Knowing that a majority of those newer to our community may not have heard of this yet, let’s take a look back at the time when City of Steam was more of a semi-real time game (real time coupled with turn-based features), rather than the real-time version that some of you got to play in the Alpha Test. Here’s a promo screenshot from way back when...
So, why go through all the trouble and not just straight to real-time?
Well, seeing how the game is based on Dave’s table-top RPG books, “The New Epoch”, when Dave, Joey and Mark first teamed up to make it into a browser game, due to a shortage of funds at the time, the resources that they had access to were really limited –a Unity3D program, a server program, a client program, and a handful of ambitious self-taught developers; that was all we had. We knew that we had to keep the size of the project feasible. Considering that a 3D real-time browser-based ARPG requires at least ten times what we had, we settled on semi-real time combat system. Plus, well, combat in the books is played out in turns, so it made sense.
(We still had fun with it though. Yeah, torch those Ratlings!)
As development moved forward and our handle of Unity3D improved, our ambitions grew. We wanted fast-paced and fun real-time combat, rather than the snail-paced waiting game we had. We thought long and hard about the possibility of completely overhauling the combat system, but we hit a bit of a snag. It turned out it wasn’t as easy as it seemed.
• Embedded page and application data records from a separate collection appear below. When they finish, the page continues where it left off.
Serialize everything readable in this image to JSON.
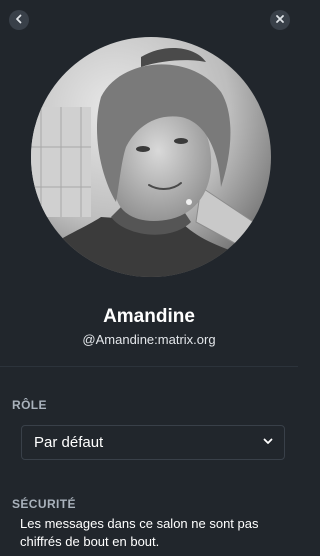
{
  "header": {
    "back_icon": "chevron-left-icon",
    "close_icon": "close-icon"
  },
  "profile": {
    "name": "Amandine",
    "handle": "@Amandine:matrix.org"
  },
  "role": {
    "title": "RÔLE",
    "selected": "Par défaut",
    "dropdown_icon": "chevron-down-icon"
  },
  "security": {
    "title": "SÉCURITÉ",
    "text": "Les messages dans ce salon ne sont pas chiffrés de bout en bout."
  },
  "colors": {
    "background": "#21262c",
    "button_bg": "#394049",
    "muted_text": "#a9b2bc"
  }
}
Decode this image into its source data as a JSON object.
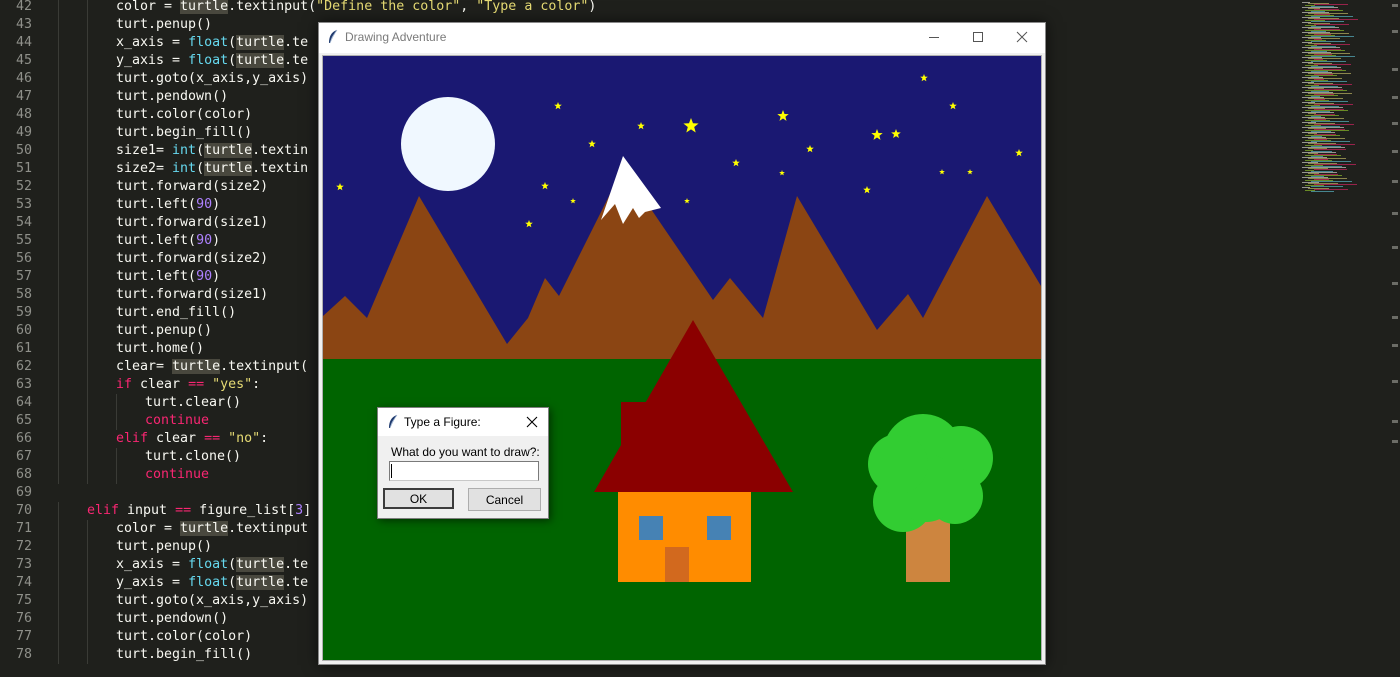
{
  "editor": {
    "lines": [
      {
        "n": "42",
        "indent": 2,
        "tokens": [
          [
            "p",
            "color = "
          ],
          [
            "hl",
            "turtle"
          ],
          [
            "p",
            ".textinput("
          ],
          [
            "s",
            "\"Define the color\""
          ],
          [
            "p",
            ", "
          ],
          [
            "s",
            "\"Type a color\""
          ],
          [
            "p",
            ")"
          ]
        ]
      },
      {
        "n": "43",
        "indent": 2,
        "tokens": [
          [
            "p",
            "turt.penup()"
          ]
        ]
      },
      {
        "n": "44",
        "indent": 2,
        "tokens": [
          [
            "p",
            "x_axis = "
          ],
          [
            "f",
            "float"
          ],
          [
            "p",
            "("
          ],
          [
            "hl",
            "turtle"
          ],
          [
            "p",
            ".te"
          ]
        ]
      },
      {
        "n": "45",
        "indent": 2,
        "tokens": [
          [
            "p",
            "y_axis = "
          ],
          [
            "f",
            "float"
          ],
          [
            "p",
            "("
          ],
          [
            "hl",
            "turtle"
          ],
          [
            "p",
            ".te"
          ]
        ]
      },
      {
        "n": "46",
        "indent": 2,
        "tokens": [
          [
            "p",
            "turt.goto(x_axis,y_axis)"
          ]
        ]
      },
      {
        "n": "47",
        "indent": 2,
        "tokens": [
          [
            "p",
            "turt.pendown()"
          ]
        ]
      },
      {
        "n": "48",
        "indent": 2,
        "tokens": [
          [
            "p",
            "turt.color(color)"
          ]
        ]
      },
      {
        "n": "49",
        "indent": 2,
        "tokens": [
          [
            "p",
            "turt.begin_fill()"
          ]
        ]
      },
      {
        "n": "50",
        "indent": 2,
        "tokens": [
          [
            "p",
            "size1= "
          ],
          [
            "f",
            "int"
          ],
          [
            "p",
            "("
          ],
          [
            "hl",
            "turtle"
          ],
          [
            "p",
            ".textin"
          ]
        ]
      },
      {
        "n": "51",
        "indent": 2,
        "tokens": [
          [
            "p",
            "size2= "
          ],
          [
            "f",
            "int"
          ],
          [
            "p",
            "("
          ],
          [
            "hl",
            "turtle"
          ],
          [
            "p",
            ".textin"
          ]
        ]
      },
      {
        "n": "52",
        "indent": 2,
        "tokens": [
          [
            "p",
            "turt.forward(size2)"
          ]
        ]
      },
      {
        "n": "53",
        "indent": 2,
        "tokens": [
          [
            "p",
            "turt.left("
          ],
          [
            "n",
            "90"
          ],
          [
            "p",
            ")"
          ]
        ]
      },
      {
        "n": "54",
        "indent": 2,
        "tokens": [
          [
            "p",
            "turt.forward(size1)"
          ]
        ]
      },
      {
        "n": "55",
        "indent": 2,
        "tokens": [
          [
            "p",
            "turt.left("
          ],
          [
            "n",
            "90"
          ],
          [
            "p",
            ")"
          ]
        ]
      },
      {
        "n": "56",
        "indent": 2,
        "tokens": [
          [
            "p",
            "turt.forward(size2)"
          ]
        ]
      },
      {
        "n": "57",
        "indent": 2,
        "tokens": [
          [
            "p",
            "turt.left("
          ],
          [
            "n",
            "90"
          ],
          [
            "p",
            ")"
          ]
        ]
      },
      {
        "n": "58",
        "indent": 2,
        "tokens": [
          [
            "p",
            "turt.forward(size1)"
          ]
        ]
      },
      {
        "n": "59",
        "indent": 2,
        "tokens": [
          [
            "p",
            "turt.end_fill()"
          ]
        ]
      },
      {
        "n": "60",
        "indent": 2,
        "tokens": [
          [
            "p",
            "turt.penup()"
          ]
        ]
      },
      {
        "n": "61",
        "indent": 2,
        "tokens": [
          [
            "p",
            "turt.home()"
          ]
        ]
      },
      {
        "n": "62",
        "indent": 2,
        "tokens": [
          [
            "p",
            "clear= "
          ],
          [
            "hl",
            "turtle"
          ],
          [
            "p",
            ".textinput("
          ]
        ]
      },
      {
        "n": "63",
        "indent": 2,
        "tokens": [
          [
            "k",
            "if"
          ],
          [
            "p",
            " clear "
          ],
          [
            "k",
            "=="
          ],
          [
            "p",
            " "
          ],
          [
            "s",
            "\"yes\""
          ],
          [
            "p",
            ":"
          ]
        ]
      },
      {
        "n": "64",
        "indent": 3,
        "tokens": [
          [
            "p",
            "turt.clear()"
          ]
        ]
      },
      {
        "n": "65",
        "indent": 3,
        "tokens": [
          [
            "k",
            "continue"
          ]
        ]
      },
      {
        "n": "66",
        "indent": 2,
        "tokens": [
          [
            "k",
            "elif"
          ],
          [
            "p",
            " clear "
          ],
          [
            "k",
            "=="
          ],
          [
            "p",
            " "
          ],
          [
            "s",
            "\"no\""
          ],
          [
            "p",
            ":"
          ]
        ]
      },
      {
        "n": "67",
        "indent": 3,
        "tokens": [
          [
            "p",
            "turt.clone()"
          ]
        ]
      },
      {
        "n": "68",
        "indent": 3,
        "tokens": [
          [
            "k",
            "continue"
          ]
        ]
      },
      {
        "n": "69",
        "indent": 0,
        "tokens": []
      },
      {
        "n": "70",
        "indent": 1,
        "tokens": [
          [
            "k",
            "elif"
          ],
          [
            "p",
            " input "
          ],
          [
            "k",
            "=="
          ],
          [
            "p",
            " figure_list["
          ],
          [
            "n",
            "3"
          ],
          [
            "p",
            "]"
          ]
        ]
      },
      {
        "n": "71",
        "indent": 2,
        "tokens": [
          [
            "p",
            "color = "
          ],
          [
            "hl",
            "turtle"
          ],
          [
            "p",
            ".textinput"
          ]
        ]
      },
      {
        "n": "72",
        "indent": 2,
        "tokens": [
          [
            "p",
            "turt.penup()"
          ]
        ]
      },
      {
        "n": "73",
        "indent": 2,
        "tokens": [
          [
            "p",
            "x_axis = "
          ],
          [
            "f",
            "float"
          ],
          [
            "p",
            "("
          ],
          [
            "hl",
            "turtle"
          ],
          [
            "p",
            ".te"
          ]
        ]
      },
      {
        "n": "74",
        "indent": 2,
        "tokens": [
          [
            "p",
            "y_axis = "
          ],
          [
            "f",
            "float"
          ],
          [
            "p",
            "("
          ],
          [
            "hl",
            "turtle"
          ],
          [
            "p",
            ".te"
          ]
        ]
      },
      {
        "n": "75",
        "indent": 2,
        "tokens": [
          [
            "p",
            "turt.goto(x_axis,y_axis)"
          ]
        ]
      },
      {
        "n": "76",
        "indent": 2,
        "tokens": [
          [
            "p",
            "turt.pendown()"
          ]
        ]
      },
      {
        "n": "77",
        "indent": 2,
        "tokens": [
          [
            "p",
            "turt.color(color)"
          ]
        ]
      },
      {
        "n": "78",
        "indent": 2,
        "tokens": [
          [
            "p",
            "turt.begin_fill()"
          ]
        ]
      }
    ]
  },
  "turtle_window": {
    "title": "Drawing Adventure",
    "icons": {
      "app": "feather-icon",
      "minimize": "minimize-icon",
      "maximize": "maximize-icon",
      "close": "close-icon"
    }
  },
  "drawing": {
    "colors": {
      "sky": "#1a1872",
      "mountain": "#8b4513",
      "snow": "#ffffff",
      "grass": "#006400",
      "moon": "#f0f8ff",
      "star": "#ffff00",
      "roof": "#8b0000",
      "wall": "#ff8c00",
      "window": "#4682b4",
      "door": "#d2691e",
      "trunk": "#cd853f",
      "leaves": "#32cd32"
    },
    "star_count": 22
  },
  "dialog": {
    "title": "Type a Figure:",
    "prompt": "What do you want to draw?:",
    "input_value": "",
    "ok_label": "OK",
    "cancel_label": "Cancel",
    "icons": {
      "app": "feather-icon",
      "close": "close-icon"
    }
  }
}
We couldn’t just get rid of the cool-down bar and make it a real time game… Taking into account the data that needs to be processed on the server-side, the protocol modules on the client-side, the movement synchronization, even the monster AI is different in some of the key algorisms for a real time ARPG… As such, almost everything – from the art resources to the codes, from the server to the client, everything would have to be refashioned or refactored. With the people we had, it could take years to do it all again from scratch! And the budget was already running pretty low…
But then out of nowhere we got funding. Once the team grew large enough (though still very much a small team compared to other major game companies), we took the plunge and refactored nearly 90% of the code!
It was a lot of work. We worked crazy hours nearly every night to try to get the Pre-Alpha Sneak Peek ready by the end of February, earlier this year. And we made it, somehow. It was a proud moment when we saw those first players step into a game we had created. Months of sleepless nights were finally paying off.
Although that old version of City of Steam never saw the light of day, it was still one of the most important stages in our development process. We learned so much from toying with Unity3D, and found how to push our limits with the overhaul. Now with the Closed Beta Test around the corner, we can’t wait to show you how far the game has come.
Had any challenges you had to overcome before? Of course you do, we’ve all had!
City of Steam Dev Team
Note: Apologies go out to Mark, as CoS was first worked on by (correction made above) Dave, Joey and Mark, not Andrew. Mark contributed significantly to the project and we're sorry about the slip.